These Korean dumplings filled with a kimchi mixture are highly popular in Korea. If you like kimchi, you’ll love this dumpling recipe. Kimchi adds tons of spicy and savory flavors!
Also see Mandu (dumplings).
Made with bouncy sweet potato starch noodles, japchae (or chapchae) is a classic Korean dish everyone loves! Find out how to make authentic, delicious japchae with this time tested, readers’ favorite recipe!
Also see spicy seafood japchae.
Nokdujeon, aka nokdu bindaetteok, is a type of savory Korean pancake made with ground nokdu (mung beans). These crispy golden brown pancakes are soft on the inside with some crunch from the vegetables. They are deliciously nutty!
Sanjeok is a variety of jeok – skewered meat and vegetables. The ingredients are skewered and then grilled or pan-fried.
What better way to kick off the new year than with this beautiful and nutritionally well-balanced dish called gujeolpan (구절판)?Historically being a royal court dish during the Yi Dynasty, gujeolpan consists of 8 delicate fillings served around thin crepe-like wheat flour pancakes called miljeonbyeong (밀전병).
Nabak kimchi is a traditional holiday kimchi. Growing up, we always had nabak kimchi with tteokguk (rice cake soup), which is a New Year soup. They are delicious together!

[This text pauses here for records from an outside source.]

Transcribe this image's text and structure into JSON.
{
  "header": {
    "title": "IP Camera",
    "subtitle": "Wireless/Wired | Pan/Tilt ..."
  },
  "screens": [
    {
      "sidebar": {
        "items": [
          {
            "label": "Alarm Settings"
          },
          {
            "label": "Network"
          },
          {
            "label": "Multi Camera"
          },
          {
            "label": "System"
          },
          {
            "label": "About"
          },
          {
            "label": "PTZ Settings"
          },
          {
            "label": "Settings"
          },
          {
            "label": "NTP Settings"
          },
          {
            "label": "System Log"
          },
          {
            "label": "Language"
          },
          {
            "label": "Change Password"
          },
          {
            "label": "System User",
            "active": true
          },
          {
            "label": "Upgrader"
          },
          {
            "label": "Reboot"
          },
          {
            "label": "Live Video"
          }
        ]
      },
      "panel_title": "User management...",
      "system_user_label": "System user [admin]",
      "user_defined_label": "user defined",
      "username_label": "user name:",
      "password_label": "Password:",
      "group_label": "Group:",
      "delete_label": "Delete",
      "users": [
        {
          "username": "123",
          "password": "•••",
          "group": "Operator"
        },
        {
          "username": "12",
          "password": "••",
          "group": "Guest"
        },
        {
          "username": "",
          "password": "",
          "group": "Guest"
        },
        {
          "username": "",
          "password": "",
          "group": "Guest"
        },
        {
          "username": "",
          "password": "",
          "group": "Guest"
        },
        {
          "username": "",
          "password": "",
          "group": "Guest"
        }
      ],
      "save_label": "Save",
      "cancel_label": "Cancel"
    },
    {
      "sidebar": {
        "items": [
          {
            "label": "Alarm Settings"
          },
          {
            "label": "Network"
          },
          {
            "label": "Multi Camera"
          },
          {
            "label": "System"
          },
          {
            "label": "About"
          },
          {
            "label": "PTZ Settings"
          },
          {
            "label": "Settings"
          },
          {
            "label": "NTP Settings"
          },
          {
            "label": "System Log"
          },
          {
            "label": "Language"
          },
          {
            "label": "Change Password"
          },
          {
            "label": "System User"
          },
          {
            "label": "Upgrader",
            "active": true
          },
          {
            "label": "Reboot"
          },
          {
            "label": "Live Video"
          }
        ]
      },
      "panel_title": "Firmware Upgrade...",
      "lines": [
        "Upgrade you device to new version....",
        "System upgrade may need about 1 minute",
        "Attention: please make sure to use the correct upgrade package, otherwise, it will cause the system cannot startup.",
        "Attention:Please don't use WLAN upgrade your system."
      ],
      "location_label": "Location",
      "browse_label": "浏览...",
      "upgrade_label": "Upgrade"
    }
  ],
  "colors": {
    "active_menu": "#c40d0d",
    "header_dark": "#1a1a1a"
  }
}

Finally, no Korean feast can be without vegetable side dishes. See my 15 Vegetable Side Dishes. Traditionally, vegetables are served in three colors (white, black/brown, and green), which are collectively called samsaek namul, 삼색나물. They commonly are doraji (bellflower roots), gosari (fiddlehead ferns), and siguemchi (spinach) namul dishes.